The legendary soul singer, Tina Turner once asked the world, "What's love got to do with it?" For Christians, God's love and our response to God's love, in loving others, makes the world go-round. But how we understand love is critical, and that appears at times to be taking an interpretive turn for the worst.
In these past weeks, I have reflected and been moved to tears about the U.S. Supreme Court decision on the Affordable Care Act in the midst of what has come to be known as 'the 10 days in June’'. These 10 days also included the SCOTUS ruling on national marriage equality, and the murders and arsons of black churches. As I have reflected on this intense moment of our history I have thought a lot about the covenants that formed this nation – covenants to be a family.
Christine Valters Painter is one of the most creative and visionary of spiritual directors with a meaningful online presence. Her website, Abbey of the Arts, functions as a sort of 'cyber-cloister,' a place of quiet presence and spiritual nurture where participants are invited to encounter God not only through the words and practices of contemplative spirituality, but also — and perhaps more significantly — through creative expression.
According to experts great and small, we’ve lost our ability to disagree. Rather than discuss our differences and stay in conversation with one another, we go on the attack. We belittle, judge, and demonize one another. And, when all else fails, we walk away.
Followers of Christ are to become uninterested in position, prestige, or publicity—even if they are seminary professors.
Tradition, orthodoxy, precedent … all have a nasty habit of changing over time, and thus disappointing those who so vigorously contend that 'God’s word is unchanging.'

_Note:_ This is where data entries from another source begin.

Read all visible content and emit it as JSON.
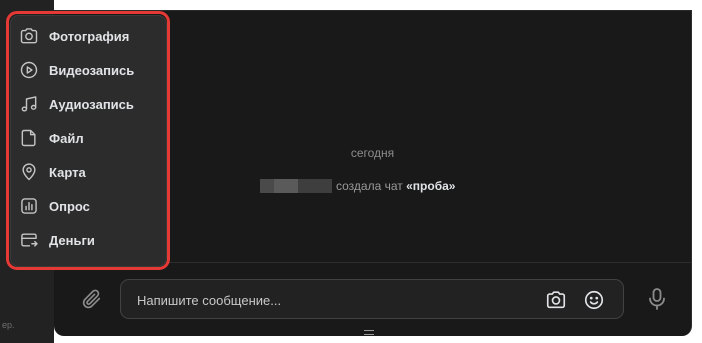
{
  "attach_menu": {
    "items": [
      {
        "label": "Фотография",
        "icon": "camera-icon"
      },
      {
        "label": "Видеозапись",
        "icon": "video-play-icon"
      },
      {
        "label": "Аудиозапись",
        "icon": "music-note-icon"
      },
      {
        "label": "Файл",
        "icon": "file-icon"
      },
      {
        "label": "Карта",
        "icon": "map-pin-icon"
      },
      {
        "label": "Опрос",
        "icon": "poll-chart-icon"
      },
      {
        "label": "Деньги",
        "icon": "money-card-icon"
      }
    ]
  },
  "sidebar": {
    "truncated_text": "ер."
  },
  "chat": {
    "date_separator": "сегодня",
    "service_message": {
      "text": "создала чат",
      "chat_name": "«проба»"
    }
  },
  "composer": {
    "placeholder": "Напишите сообщение..."
  },
  "colors": {
    "background": "#191919",
    "menu_background": "#2c2c2c",
    "highlight": "#e53935",
    "text_primary": "#e1e3e6",
    "text_secondary": "#8c8c8c"
  }
}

Researchers at the University of Pennsylvania have been studying our use of pronouns in Facebook posts. They discovered that the use of first-person singular pronouns like I and me is higher among younger users. Older folks tend to use more first-person plural pronouns, like we and our.